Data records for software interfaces
>>

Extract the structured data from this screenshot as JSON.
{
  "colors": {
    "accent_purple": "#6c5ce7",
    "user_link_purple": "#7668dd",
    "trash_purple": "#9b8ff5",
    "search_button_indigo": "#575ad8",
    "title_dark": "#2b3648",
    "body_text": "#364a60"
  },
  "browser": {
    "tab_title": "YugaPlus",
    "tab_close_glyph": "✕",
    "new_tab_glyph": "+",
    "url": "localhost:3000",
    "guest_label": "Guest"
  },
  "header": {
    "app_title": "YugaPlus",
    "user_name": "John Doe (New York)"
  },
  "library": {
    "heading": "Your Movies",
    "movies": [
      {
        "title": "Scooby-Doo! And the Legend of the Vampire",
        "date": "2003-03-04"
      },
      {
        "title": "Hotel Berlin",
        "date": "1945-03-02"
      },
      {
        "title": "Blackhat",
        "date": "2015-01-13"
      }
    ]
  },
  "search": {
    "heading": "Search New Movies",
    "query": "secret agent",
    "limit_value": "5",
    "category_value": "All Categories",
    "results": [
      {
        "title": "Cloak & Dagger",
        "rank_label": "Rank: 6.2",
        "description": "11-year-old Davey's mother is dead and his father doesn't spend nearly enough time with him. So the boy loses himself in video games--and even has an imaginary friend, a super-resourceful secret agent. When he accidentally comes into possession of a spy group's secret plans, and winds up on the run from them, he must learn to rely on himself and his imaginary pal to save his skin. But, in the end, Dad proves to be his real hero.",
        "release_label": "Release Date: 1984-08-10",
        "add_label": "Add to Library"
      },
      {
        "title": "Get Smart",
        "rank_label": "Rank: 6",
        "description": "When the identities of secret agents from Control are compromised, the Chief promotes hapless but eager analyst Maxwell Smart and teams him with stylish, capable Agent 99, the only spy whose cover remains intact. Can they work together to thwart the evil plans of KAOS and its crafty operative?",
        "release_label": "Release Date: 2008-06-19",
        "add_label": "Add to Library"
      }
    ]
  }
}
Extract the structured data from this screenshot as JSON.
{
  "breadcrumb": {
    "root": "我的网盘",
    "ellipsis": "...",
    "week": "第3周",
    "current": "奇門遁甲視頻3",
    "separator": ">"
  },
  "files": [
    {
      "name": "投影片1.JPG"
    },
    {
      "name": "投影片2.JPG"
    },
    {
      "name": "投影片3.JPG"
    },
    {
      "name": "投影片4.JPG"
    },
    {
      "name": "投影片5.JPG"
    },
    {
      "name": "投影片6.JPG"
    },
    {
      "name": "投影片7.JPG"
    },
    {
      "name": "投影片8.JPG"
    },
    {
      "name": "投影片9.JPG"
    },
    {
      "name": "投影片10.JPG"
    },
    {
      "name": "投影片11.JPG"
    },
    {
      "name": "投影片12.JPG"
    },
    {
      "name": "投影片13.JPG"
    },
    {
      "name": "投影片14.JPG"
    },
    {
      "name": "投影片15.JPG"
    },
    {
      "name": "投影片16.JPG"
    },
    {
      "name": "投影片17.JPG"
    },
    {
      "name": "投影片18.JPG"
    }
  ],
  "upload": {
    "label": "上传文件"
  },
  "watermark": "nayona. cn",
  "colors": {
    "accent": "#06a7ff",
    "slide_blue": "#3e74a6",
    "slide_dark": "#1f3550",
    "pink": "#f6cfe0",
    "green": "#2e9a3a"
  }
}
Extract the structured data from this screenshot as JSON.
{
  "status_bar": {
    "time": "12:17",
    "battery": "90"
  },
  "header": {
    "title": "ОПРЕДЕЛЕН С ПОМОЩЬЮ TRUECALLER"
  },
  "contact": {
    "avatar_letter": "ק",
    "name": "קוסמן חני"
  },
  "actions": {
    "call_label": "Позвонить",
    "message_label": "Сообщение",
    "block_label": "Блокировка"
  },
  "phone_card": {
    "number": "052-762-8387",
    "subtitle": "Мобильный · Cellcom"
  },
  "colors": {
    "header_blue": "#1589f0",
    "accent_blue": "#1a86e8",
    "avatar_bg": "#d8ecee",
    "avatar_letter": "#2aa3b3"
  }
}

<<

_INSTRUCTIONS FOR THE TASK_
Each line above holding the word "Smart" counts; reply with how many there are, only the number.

_YOUR RESPONSE_
2